Element data from apps and pages
━━━
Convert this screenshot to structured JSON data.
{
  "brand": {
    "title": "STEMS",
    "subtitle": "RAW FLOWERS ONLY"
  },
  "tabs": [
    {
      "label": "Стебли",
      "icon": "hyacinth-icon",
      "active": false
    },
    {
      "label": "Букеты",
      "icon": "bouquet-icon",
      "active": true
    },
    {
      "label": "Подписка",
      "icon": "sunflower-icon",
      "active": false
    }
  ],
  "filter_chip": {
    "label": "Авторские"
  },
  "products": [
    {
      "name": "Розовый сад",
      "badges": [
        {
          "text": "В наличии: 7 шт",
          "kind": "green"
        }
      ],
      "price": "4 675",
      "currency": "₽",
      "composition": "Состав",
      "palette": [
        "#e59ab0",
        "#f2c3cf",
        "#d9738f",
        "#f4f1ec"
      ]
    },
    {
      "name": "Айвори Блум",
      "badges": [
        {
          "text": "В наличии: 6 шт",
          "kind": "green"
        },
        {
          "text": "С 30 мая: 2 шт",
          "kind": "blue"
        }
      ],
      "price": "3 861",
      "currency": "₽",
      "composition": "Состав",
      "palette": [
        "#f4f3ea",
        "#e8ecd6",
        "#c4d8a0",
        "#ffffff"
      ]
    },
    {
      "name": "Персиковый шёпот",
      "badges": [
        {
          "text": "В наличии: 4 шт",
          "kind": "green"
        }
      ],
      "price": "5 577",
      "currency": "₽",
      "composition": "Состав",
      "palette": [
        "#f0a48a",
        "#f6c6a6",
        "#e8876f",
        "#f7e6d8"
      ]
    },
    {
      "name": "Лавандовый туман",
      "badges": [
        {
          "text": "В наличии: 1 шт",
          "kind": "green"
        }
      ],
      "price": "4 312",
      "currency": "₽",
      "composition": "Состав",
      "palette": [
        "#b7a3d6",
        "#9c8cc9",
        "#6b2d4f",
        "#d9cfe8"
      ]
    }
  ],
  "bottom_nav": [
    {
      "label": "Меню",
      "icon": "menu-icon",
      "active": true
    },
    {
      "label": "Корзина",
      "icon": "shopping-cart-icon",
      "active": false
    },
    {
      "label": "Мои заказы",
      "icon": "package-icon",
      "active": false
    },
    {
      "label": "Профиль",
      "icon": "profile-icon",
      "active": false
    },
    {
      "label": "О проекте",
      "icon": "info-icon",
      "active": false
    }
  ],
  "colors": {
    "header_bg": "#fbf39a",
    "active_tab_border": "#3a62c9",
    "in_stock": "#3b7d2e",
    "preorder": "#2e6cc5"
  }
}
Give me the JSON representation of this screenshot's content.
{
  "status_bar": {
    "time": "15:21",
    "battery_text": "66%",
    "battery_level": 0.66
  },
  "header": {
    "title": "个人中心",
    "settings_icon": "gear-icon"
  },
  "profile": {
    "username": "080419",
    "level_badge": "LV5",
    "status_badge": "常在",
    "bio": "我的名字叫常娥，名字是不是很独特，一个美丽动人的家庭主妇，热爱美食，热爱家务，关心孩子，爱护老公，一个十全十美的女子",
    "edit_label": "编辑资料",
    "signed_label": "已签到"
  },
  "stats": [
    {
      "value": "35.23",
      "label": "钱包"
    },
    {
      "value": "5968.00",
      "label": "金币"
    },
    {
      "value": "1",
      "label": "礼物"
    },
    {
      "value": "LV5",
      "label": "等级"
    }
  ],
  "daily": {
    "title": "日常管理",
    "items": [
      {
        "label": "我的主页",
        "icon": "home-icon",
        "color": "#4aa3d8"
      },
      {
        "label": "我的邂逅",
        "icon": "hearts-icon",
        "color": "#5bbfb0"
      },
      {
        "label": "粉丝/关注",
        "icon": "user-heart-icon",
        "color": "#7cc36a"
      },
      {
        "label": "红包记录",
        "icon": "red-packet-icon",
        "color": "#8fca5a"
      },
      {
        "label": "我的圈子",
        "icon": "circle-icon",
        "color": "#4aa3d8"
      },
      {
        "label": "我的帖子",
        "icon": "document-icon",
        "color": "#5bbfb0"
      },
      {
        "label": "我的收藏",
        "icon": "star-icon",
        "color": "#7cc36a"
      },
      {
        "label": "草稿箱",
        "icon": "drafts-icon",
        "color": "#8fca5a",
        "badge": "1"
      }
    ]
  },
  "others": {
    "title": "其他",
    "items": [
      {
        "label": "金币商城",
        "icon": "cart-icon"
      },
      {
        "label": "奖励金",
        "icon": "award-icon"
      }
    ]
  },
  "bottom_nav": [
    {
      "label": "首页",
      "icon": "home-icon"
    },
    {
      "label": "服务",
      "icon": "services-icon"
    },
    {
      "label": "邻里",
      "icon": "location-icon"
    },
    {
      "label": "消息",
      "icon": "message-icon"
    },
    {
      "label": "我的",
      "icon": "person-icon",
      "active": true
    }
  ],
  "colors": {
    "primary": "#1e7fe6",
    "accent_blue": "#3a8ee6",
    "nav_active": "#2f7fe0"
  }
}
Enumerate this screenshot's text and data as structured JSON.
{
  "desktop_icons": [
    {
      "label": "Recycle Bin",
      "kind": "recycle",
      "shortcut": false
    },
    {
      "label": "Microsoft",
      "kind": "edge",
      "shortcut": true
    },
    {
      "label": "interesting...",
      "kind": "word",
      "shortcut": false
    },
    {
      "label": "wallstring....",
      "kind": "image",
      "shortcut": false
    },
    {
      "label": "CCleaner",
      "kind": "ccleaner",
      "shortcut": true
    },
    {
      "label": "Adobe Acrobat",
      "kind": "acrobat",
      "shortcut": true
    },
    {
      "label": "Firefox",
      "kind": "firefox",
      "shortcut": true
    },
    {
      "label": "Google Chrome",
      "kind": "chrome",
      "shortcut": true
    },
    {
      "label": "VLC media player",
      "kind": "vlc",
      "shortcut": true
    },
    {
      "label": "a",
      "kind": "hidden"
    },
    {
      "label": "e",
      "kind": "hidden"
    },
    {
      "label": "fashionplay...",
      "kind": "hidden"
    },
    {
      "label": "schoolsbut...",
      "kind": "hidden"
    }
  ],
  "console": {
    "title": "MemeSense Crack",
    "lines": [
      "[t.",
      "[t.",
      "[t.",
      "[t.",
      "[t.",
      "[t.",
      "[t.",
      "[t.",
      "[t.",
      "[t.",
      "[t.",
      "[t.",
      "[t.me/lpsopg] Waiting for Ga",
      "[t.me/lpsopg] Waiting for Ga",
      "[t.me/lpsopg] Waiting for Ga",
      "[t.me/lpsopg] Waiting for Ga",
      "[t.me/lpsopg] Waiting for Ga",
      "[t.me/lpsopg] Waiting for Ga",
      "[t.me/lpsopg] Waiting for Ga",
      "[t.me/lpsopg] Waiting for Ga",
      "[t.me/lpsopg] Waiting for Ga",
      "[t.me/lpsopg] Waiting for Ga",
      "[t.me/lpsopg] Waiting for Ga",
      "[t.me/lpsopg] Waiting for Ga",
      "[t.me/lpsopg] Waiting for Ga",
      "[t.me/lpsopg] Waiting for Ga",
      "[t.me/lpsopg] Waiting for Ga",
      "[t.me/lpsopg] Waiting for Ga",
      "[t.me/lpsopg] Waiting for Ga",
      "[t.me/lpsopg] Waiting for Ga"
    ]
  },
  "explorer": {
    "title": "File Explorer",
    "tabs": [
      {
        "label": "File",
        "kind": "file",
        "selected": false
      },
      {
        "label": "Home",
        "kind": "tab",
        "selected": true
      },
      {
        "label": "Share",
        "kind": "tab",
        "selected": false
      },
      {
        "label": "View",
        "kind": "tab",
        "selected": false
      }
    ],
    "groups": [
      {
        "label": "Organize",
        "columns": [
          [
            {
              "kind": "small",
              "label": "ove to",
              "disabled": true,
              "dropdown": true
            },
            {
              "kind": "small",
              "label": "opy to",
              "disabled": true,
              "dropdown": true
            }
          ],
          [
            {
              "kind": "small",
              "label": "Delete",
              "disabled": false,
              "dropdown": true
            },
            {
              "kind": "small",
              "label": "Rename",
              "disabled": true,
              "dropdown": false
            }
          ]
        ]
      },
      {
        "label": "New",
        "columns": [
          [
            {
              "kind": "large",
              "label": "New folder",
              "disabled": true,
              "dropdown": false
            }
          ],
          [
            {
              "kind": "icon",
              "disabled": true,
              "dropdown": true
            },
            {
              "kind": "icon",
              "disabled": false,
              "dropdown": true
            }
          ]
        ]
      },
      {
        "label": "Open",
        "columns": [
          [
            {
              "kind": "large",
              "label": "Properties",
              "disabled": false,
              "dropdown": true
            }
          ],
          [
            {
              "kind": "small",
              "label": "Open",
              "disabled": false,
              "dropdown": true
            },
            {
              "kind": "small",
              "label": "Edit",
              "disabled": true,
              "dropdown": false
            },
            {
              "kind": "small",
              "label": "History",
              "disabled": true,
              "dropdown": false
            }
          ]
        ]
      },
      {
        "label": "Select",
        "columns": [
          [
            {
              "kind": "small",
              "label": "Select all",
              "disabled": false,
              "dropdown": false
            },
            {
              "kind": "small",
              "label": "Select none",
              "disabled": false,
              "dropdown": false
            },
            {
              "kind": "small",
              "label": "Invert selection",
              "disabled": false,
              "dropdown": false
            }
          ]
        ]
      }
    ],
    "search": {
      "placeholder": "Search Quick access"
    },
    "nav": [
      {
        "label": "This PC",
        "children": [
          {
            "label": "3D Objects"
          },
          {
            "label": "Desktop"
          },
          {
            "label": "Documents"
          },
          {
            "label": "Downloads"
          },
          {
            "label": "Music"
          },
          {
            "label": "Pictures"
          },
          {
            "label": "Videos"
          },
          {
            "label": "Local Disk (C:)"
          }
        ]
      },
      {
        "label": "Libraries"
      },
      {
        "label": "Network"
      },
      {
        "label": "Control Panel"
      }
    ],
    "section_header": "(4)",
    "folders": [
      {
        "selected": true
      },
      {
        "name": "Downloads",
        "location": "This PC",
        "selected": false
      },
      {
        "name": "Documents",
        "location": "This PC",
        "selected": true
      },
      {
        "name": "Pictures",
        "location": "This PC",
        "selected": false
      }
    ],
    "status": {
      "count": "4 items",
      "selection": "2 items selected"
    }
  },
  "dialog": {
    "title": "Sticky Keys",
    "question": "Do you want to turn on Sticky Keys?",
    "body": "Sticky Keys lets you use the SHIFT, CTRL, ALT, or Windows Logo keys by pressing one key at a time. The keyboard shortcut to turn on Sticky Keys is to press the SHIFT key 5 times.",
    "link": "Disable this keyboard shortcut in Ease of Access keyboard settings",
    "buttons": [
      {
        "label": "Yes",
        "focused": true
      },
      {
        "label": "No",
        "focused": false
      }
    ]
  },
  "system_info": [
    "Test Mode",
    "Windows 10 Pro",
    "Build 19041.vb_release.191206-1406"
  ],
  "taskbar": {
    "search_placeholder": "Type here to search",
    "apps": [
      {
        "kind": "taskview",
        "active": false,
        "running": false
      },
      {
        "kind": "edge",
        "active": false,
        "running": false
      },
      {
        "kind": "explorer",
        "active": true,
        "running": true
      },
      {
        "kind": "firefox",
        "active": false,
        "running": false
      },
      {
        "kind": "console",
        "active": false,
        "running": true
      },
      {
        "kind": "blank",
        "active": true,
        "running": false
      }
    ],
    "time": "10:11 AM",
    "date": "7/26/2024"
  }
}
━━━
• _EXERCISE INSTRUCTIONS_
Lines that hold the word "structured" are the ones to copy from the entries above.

• _SOLUTION TO THIS EXERCISE_
Convert this screenshot to structured JSON data.
Enumerate this screenshot's text and data as structured JSON.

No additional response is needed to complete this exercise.